They reckon 5G will take off faster than any of the previous generations, which is no great reach since that’s usually the case with the next ‘G’. With things only set to kick off in 2020, CCS forecasts we’ll hit the 1 billion mark by 2023, with more than half of that accounted for by China alone.

China has shown a remarkable ability to ramp very quickly. For years growth in the smartphone industry was driven by around a billion Chinese consumers upgrading from feature phones to smartphones and they clearly love a mobile phone. Furthermore vendors like Huawei and ZTE, alongside mega-operators like China Mobile have been throwing cash at 5G for a while. By contrast CCS reckons Europe will trail the Far East and the US by at least a year.
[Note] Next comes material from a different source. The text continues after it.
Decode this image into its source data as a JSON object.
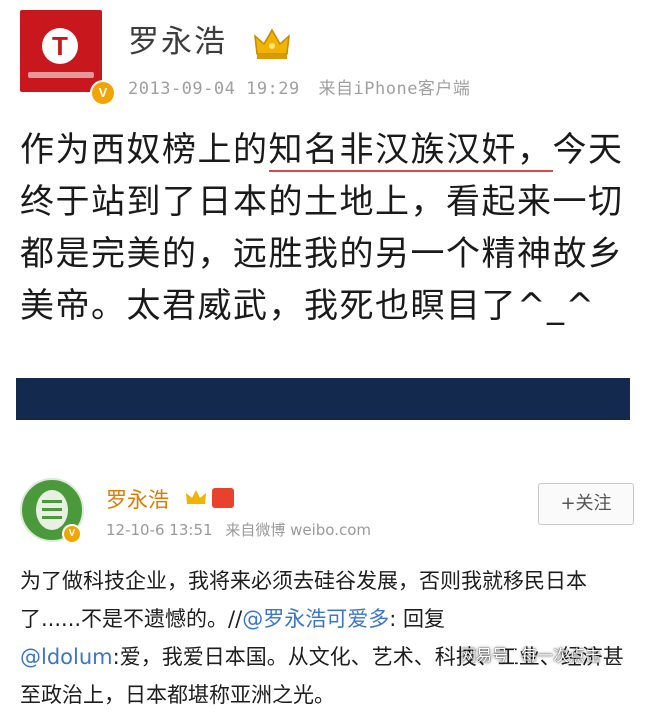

“We see China playing a far more influential role in 5G than it did in 4G,” said Marina Koytcheva, VP of Forecasting at CCS. “Size, scale and economic growth give China an obvious head start, but we expect network deployments to be much faster than in the early days of 4G. China will dominate 5G thanks to its political ambition to lead technology development, the inexorable rise of local manufacturer Huawei and the breakneck speed at which consumers have upgraded to 4G connections in the recent past.”

The firm has clearly been receiving many of the press releases we have around 5G and warns that many of the utopian use-cases put forward are going to be a long time coming.

“The unrelenting hype that has surrounded 5G for several years has seen a diverse range of applications put forward as the main drivers of adoption,” Kester Mann, Principal Analyst, Operators at CCS. “Some of them will be relevant at different times of the technology’s development, but the never-ending need for speed and people’s apparently limitless demand for video consumption will dominate 5G networks.”

“5G is about creating a network that can scale up and adapt to radically new applications,” said Geoff Blaber, VP Research, Americas at CCS. “For operators, network capacity is the near-term justification; IoT and mission-critical services may not see exponential growth in the next few years but they remain a central part of the vision for 5G. Operators will have to carefully balance the period between investment and generating revenue from new services.”

Here’s the CCS Insights global 5G connections forecast.

CCS Insights 5G forecast